SANTA CLARA -- No punt returner in the history of college football has been as dynamic as Dante Pettis.
In four seasons at Washington, one out of every 10 punt returns he fielded ended up in the end zone. Pettis averaged 14.2 yards per return and registered a college-football-record nine career touchdowns.
Yet, in his two seasons with the 49ers, Pettis was a non-factor in the return game. As a rookie, he averaged 3.0 yards on nine returns. He was never used on special teams in his second season, as his playing time on offense dwindled to nothing.
Pettis fell out of favor as a wide receiver. He has gotten off to a better start during training camp this summer. And, now, he has a chance to make a great contribution to the team as a whole.

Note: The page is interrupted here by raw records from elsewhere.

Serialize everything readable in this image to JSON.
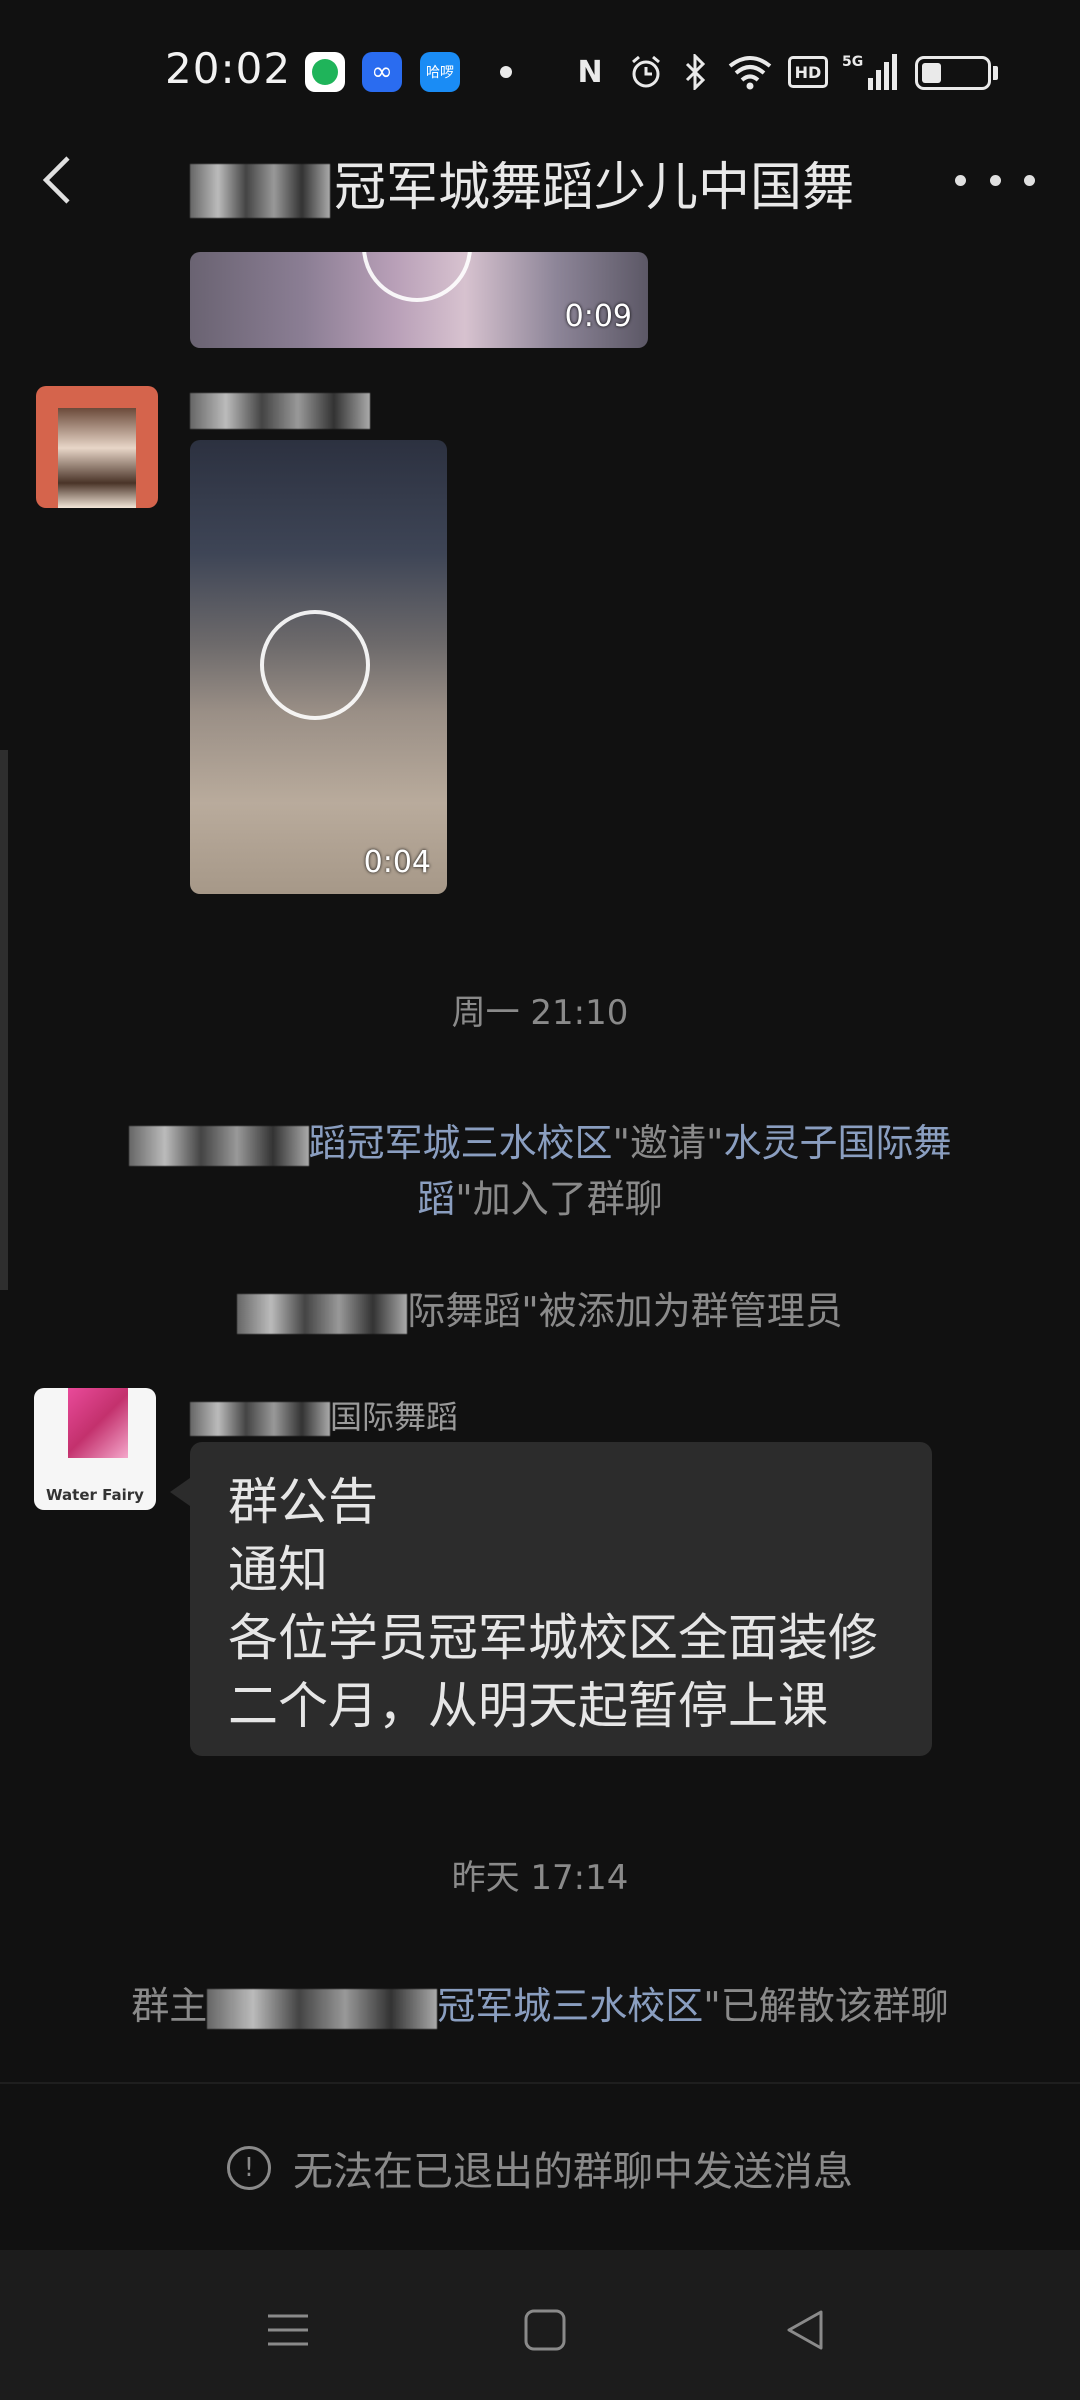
{
  "status_bar": {
    "time": "20:02",
    "app_icons": [
      "message-app-icon",
      "infinity-app-icon",
      "halo-app-icon"
    ],
    "halo_label": "哈啰",
    "hd_label": "HD",
    "network_label": "5G",
    "battery_level": 0.3
  },
  "header": {
    "title_suffix": "冠军城舞蹈少儿中国舞",
    "back_icon": "chevron-left-icon",
    "more_icon": "more-dots-icon"
  },
  "messages": {
    "video_1_duration": "0:09",
    "video_2_duration": "0:04",
    "time_1": "周一 21:10",
    "invite_part_1": "蹈冠军城三水校区",
    "invite_quote_1": "\"邀请\"",
    "invite_part_2": "水灵子国际舞蹈",
    "invite_suffix": "\"加入了群聊",
    "admin_part": "际舞蹈",
    "admin_suffix": "\"被添加为群管理员",
    "sender_2_suffix": "国际舞蹈",
    "avatar_2_caption": "Water Fairy",
    "announcement": [
      "群公告",
      "通知",
      "各位学员冠军城校区全面装修",
      "二个月，从明天起暂停上课"
    ],
    "time_2": "昨天 17:14",
    "dissolve_prefix": "群主",
    "dissolve_part": "冠军城三水校区",
    "dissolve_suffix": "\"已解散该群聊"
  },
  "footer": {
    "exit_notice": "无法在已退出的群聊中发送消息"
  },
  "colors": {
    "background": "#111111",
    "highlight": "#8a9ec0",
    "bubble": "#2c2c2c",
    "system_text": "#8a8a8a"
  }
}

So what does Pettis have to do in 2020 to earn coach Kyle Shanahan's trust and earn the opportunity to make a contribution in the return game?
“He's got to be better than the other guys,” 49ers coach Kyle Shanahan said, succinctly.
“We’ve got a number of guys who can do that. I think in order to be better than other guys, it starts with who can catch it the best. No matter how good a guy is back there, you can't put a guy back there who can't consistently catch it.”
Pettis did not look comfortable fielding the ball off the foot of NFL punters in his first two years with the club. He muffed two of his nine attempts as a rookie, and after struggling in practices, he never even earned a chance in 2019.
The 49ers need a new return man to open this season, as Richie James is expected to miss at least the first six weeks of the season as he recovers from surgery to repair a fractured wrist.
James proved to be reliable last season in that role. In the regular season, he averaged 8.0 yards on 33 returns without a fumble. Other than a muffed punt to open the Super Bowl, James gave the 49ers what they wanted.
This summer, Pettis, Brandon Aiyuk, Trent Taylor, Tavon Austin and J.J. Nelson appear to be in competition for the role to open the season on Sept. 13 against the Arizona Cardinals.
Shanahan said the ability to catch the ball consistently is the first factor to weigh. After that, the team has to consider consistency against big-play ability.
Among the team's wide receivers, Pettis is behind Aiyuk, Deebo Samuel and Kendrick Bourne. He has made significant strides on offense. And if he can field punts comfortably, Pettis will get his chance to make an impact on special teams.
“We know he's got some play-making ability,” Shanahan said. “If he catches it out here consistent, he’ll get those opportunities in the game and then we'll see how good his average is and how many big plays he makes.”